2022 U.S. OLYMPIC FREESTYLE TEAM
(Name; hometown, birthday; club; past Olympics)
*Denotes first-time Olympian
FOLLOW THE TEAM
“I am incredibly grateful for this opportunity and all the people who have helped get me here because this wouldn’t have been possible without them.”
“It has been years and years of sacrifices and setbacks. To finally reach the Olympics really is a dream come true. This accomplishment represents an incredible amount of determination and perseverance. It makes me proud and excited knowing I have fully dedicated myself to be among the best in the world at something I love. I just cannot wait to be standing on top of that hill for my Olympic competition jump.”
“I’m absolutely honored to represent the U.S. in the Beijing Olympics! It’s been a dream of mine since I was a kid and not only a dream of mine but one that I’ve shared with my entire family including my two brothers. Being able to complete that dream is not only a personal success from a lifetime of training, but also in a lot of ways me continuing a legacy in my family and my community in Rochester of representing my country at the highest level.”
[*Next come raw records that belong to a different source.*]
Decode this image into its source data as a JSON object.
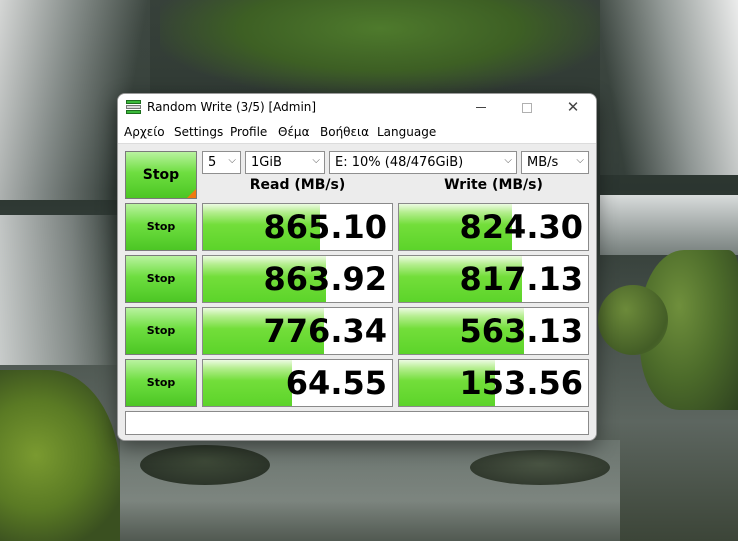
{
  "window": {
    "title": "Random Write (3/5) [Admin]",
    "icon": "crystaldiskmark-app-icon",
    "controls": {
      "minimize": "minimize-icon",
      "maximize": "maximize-icon",
      "close": "close-icon",
      "close_glyph": "✕"
    }
  },
  "menu": [
    "Αρχείο",
    "Settings",
    "Profile",
    "Θέμα",
    "Βοήθεια",
    "Language"
  ],
  "toolbar": {
    "all_button": "Stop",
    "count": "5",
    "size": "1GiB",
    "drive": "E: 10% (48/476GiB)",
    "unit": "MB/s",
    "chevron": "⌵"
  },
  "headers": {
    "read": "Read (MB/s)",
    "write": "Write (MB/s)"
  },
  "rows": [
    {
      "button": "Stop",
      "read": "865.10",
      "read_fill": 0.62,
      "write": "824.30",
      "write_fill": 0.6
    },
    {
      "button": "Stop",
      "read": "863.92",
      "read_fill": 0.65,
      "write": "817.13",
      "write_fill": 0.65
    },
    {
      "button": "Stop",
      "read": "776.34",
      "read_fill": 0.64,
      "write": "563.13",
      "write_fill": 0.66
    },
    {
      "button": "Stop",
      "read": "64.55",
      "read_fill": 0.47,
      "write": "153.56",
      "write_fill": 0.51
    }
  ],
  "comment": "",
  "colors": {
    "accent_green": "#5cd42a",
    "corner_orange": "#f07a10"
  }
}
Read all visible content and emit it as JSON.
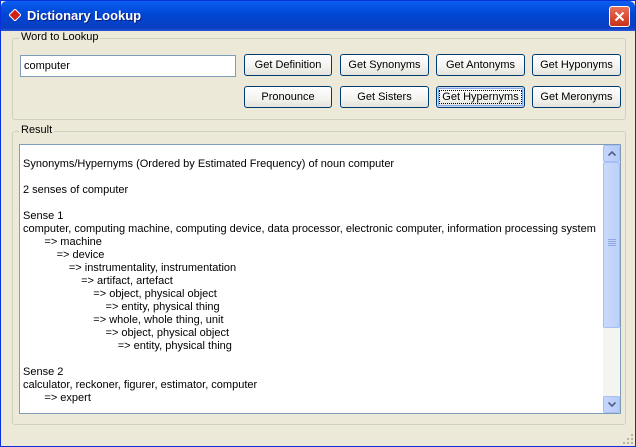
{
  "window": {
    "title": "Dictionary Lookup"
  },
  "lookup": {
    "group_label": "Word to Lookup",
    "word_value": "computer"
  },
  "buttons": {
    "get_definition": "Get Definition",
    "get_synonyms": "Get Synonyms",
    "get_antonyms": "Get  Antonyms",
    "get_hyponyms": "Get  Hyponyms",
    "pronounce": "Pronounce",
    "get_sisters": "Get Sisters",
    "get_hypernyms": "Get  Hypernyms",
    "get_meronyms": "Get Meronyms"
  },
  "result": {
    "group_label": "Result",
    "lines": [
      "Synonyms/Hypernyms (Ordered by Estimated Frequency) of noun computer",
      "",
      "2 senses of computer",
      "",
      "Sense 1",
      "computer, computing machine, computing device, data processor, electronic computer, information processing system",
      "       => machine",
      "           => device",
      "               => instrumentality, instrumentation",
      "                   => artifact, artefact",
      "                       => object, physical object",
      "                           => entity, physical thing",
      "                       => whole, whole thing, unit",
      "                           => object, physical object",
      "                               => entity, physical thing",
      "",
      "Sense 2",
      "calculator, reckoner, figurer, estimator, computer",
      "       => expert"
    ]
  },
  "icons": {
    "app": "diamond-icon",
    "close": "close-icon",
    "scroll_up": "arrow-up-icon",
    "scroll_down": "arrow-down-icon"
  }
}
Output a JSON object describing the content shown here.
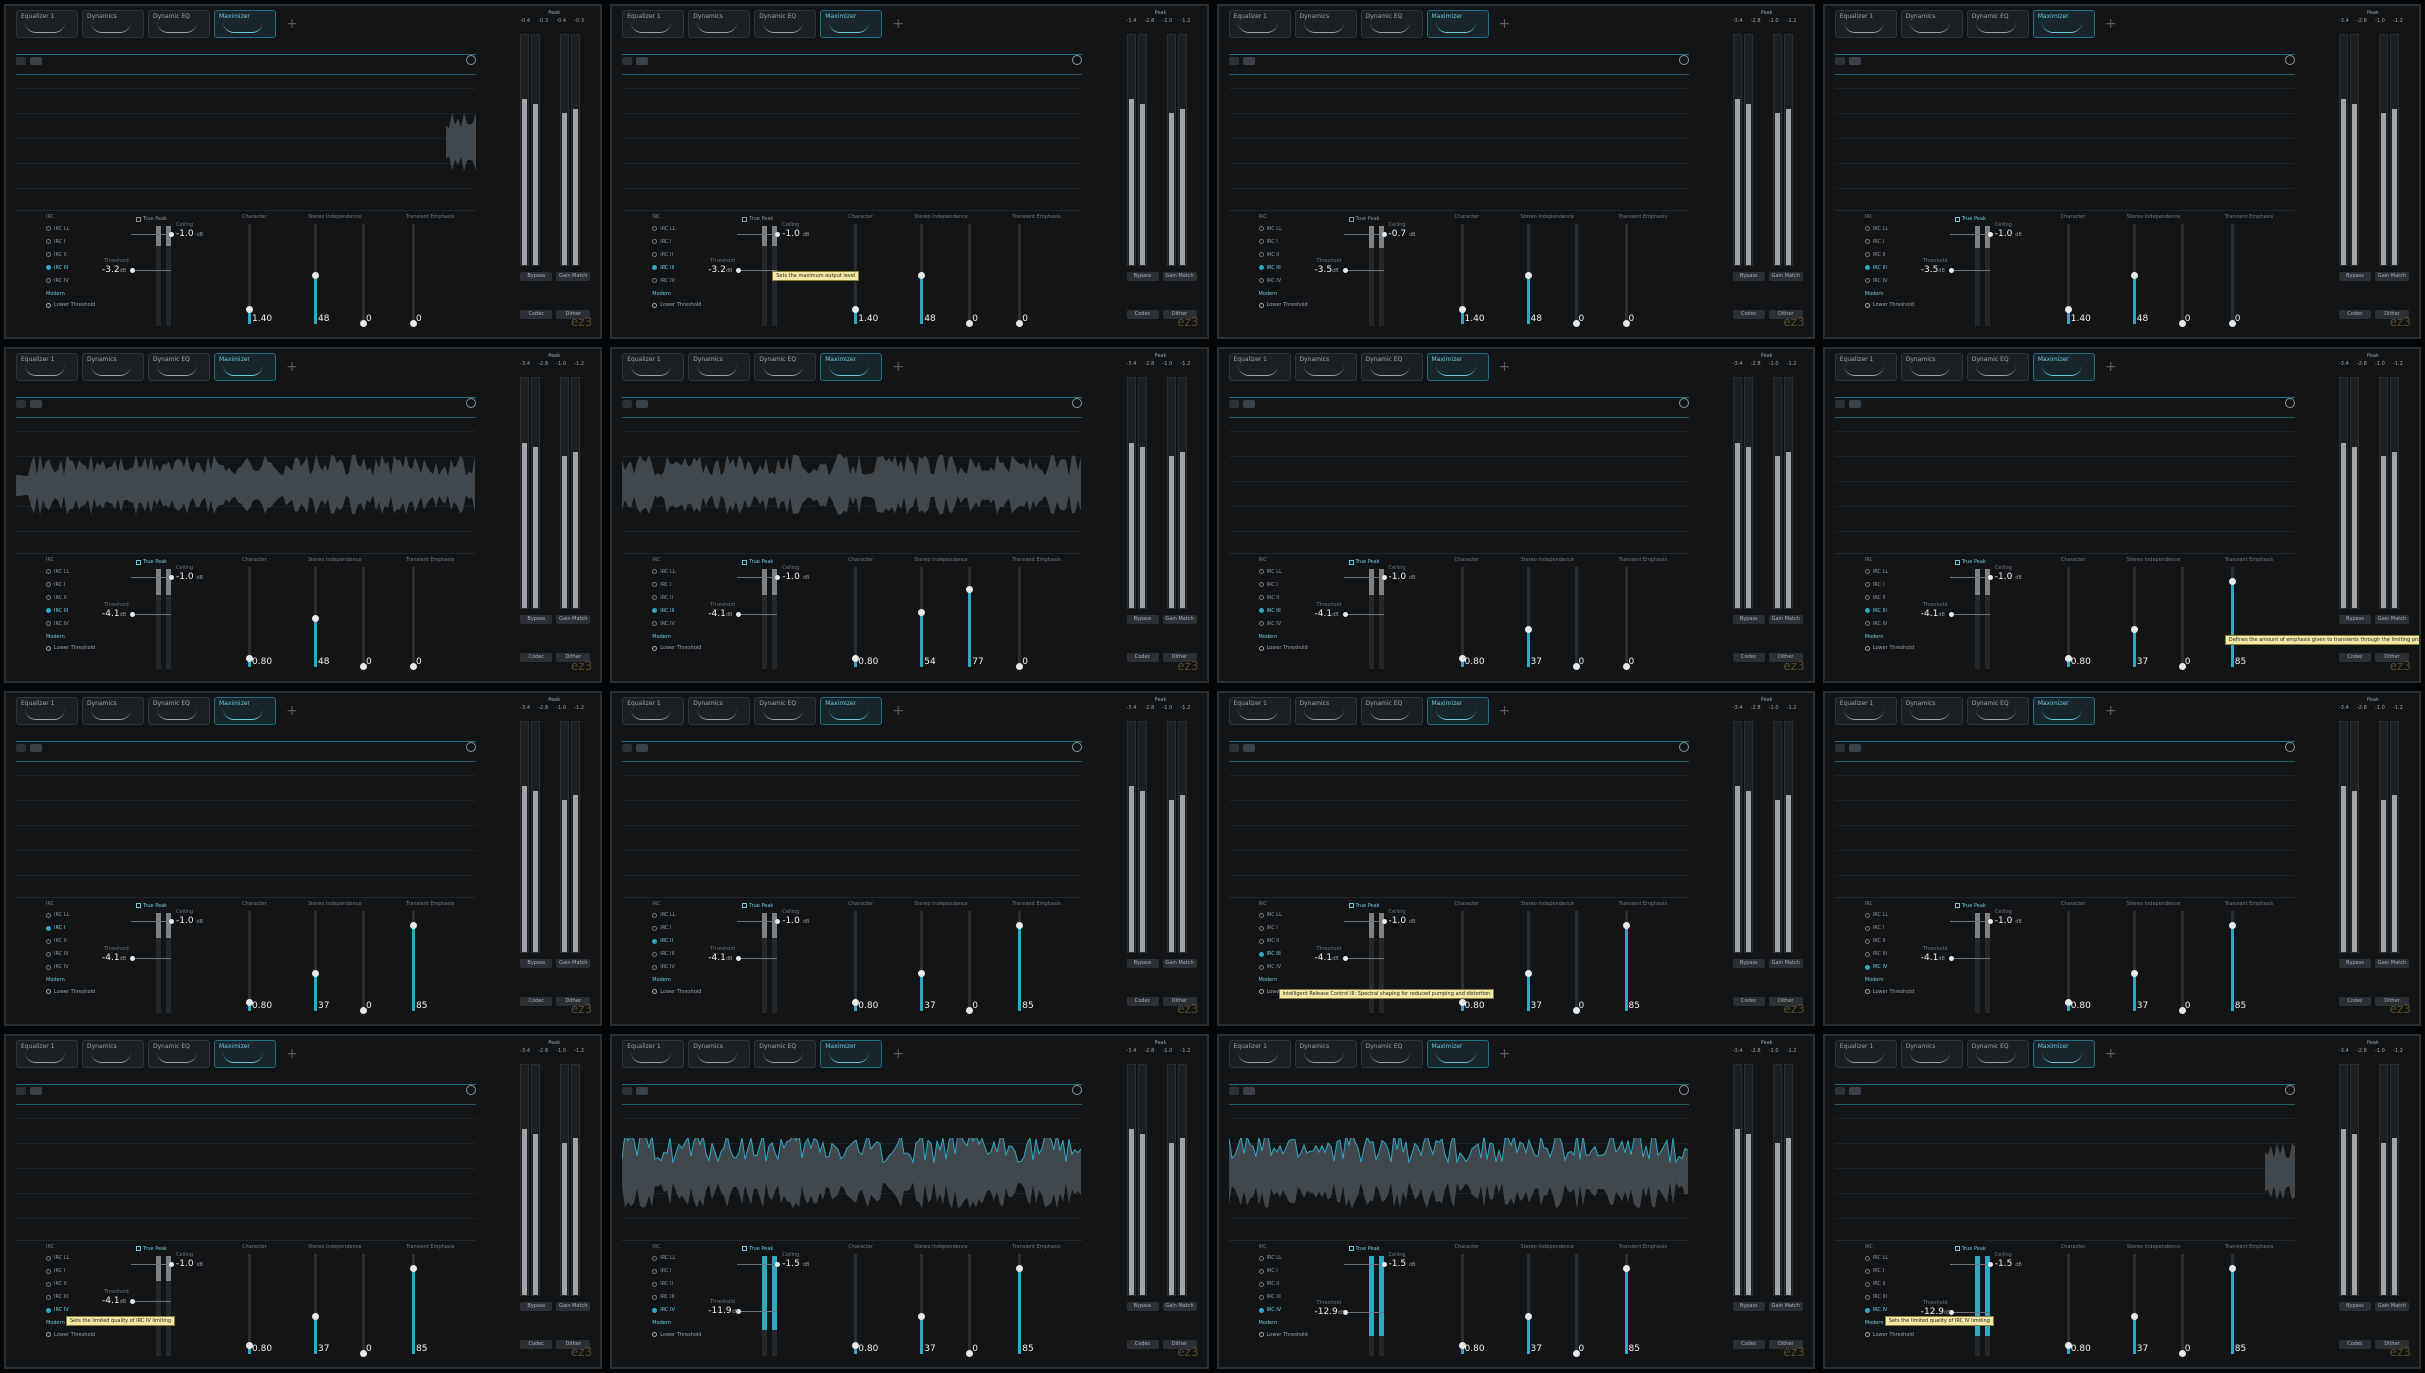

“Getting to represent Team USA at the Olympics is a dream; just hearing the Olympic theme song on TV gives me chills! The Olympics have always been bigger than sport for me. I love that the true purpose is to bring the world together over the commonality of sport. I think that is what I am most excited about, I get to do my favorite thing, mogul skiing, all while getting to represent the USA at an event that truly brings the world together.”
“It’s pretty cool to look back to 2010 when I watched Bryon Wilson medal in Vancouver—to think at that point, I saw the Olympics as this shining star of somewhere I wanted to be but with no idea how to get there. Through the work with Wasatch Freestyle, the U.S. Ski Team and all the support from those around me, I found a way to make it happen, which is pretty special. I have to think the 2010 version of myself would be pretty excited knowing that this was coming down the road. I can’t wait to go to China and compete. Taking in the Olympic atmosphere will be amazing and I’m so excited for what will come in the next few weeks.”
Matt Gnoza, U.S. Ski & Snowboard Head Moguls Coach
“The 2022 Olympic roster for moguls is stacked with an impressive lineup of Olympic veterans and new-to-the-Games talent. These athletes have put in the work and are excited and ready to make their mark in the sport. We’re heading into Beijing well-prepared and with a clear understanding of what we need to execute in order to be successful.”
Vladimir Lebedev, U.S. Ski & Snowboard Head Aerials Coach
“I am so proud of the work that the athletes nominated to this aerials Olympic team have put in for the last three years. Each athlete has been on a multi-year plan to develop their jump package for an ideal Olympic performance. They have each achieved success at the World Cup and World Championships level in both singles and the team event. We’re coming into Beijing with a highly competitive roster of athletes and I look forward to having them perform at their peak on the world’s highest sporting stage.”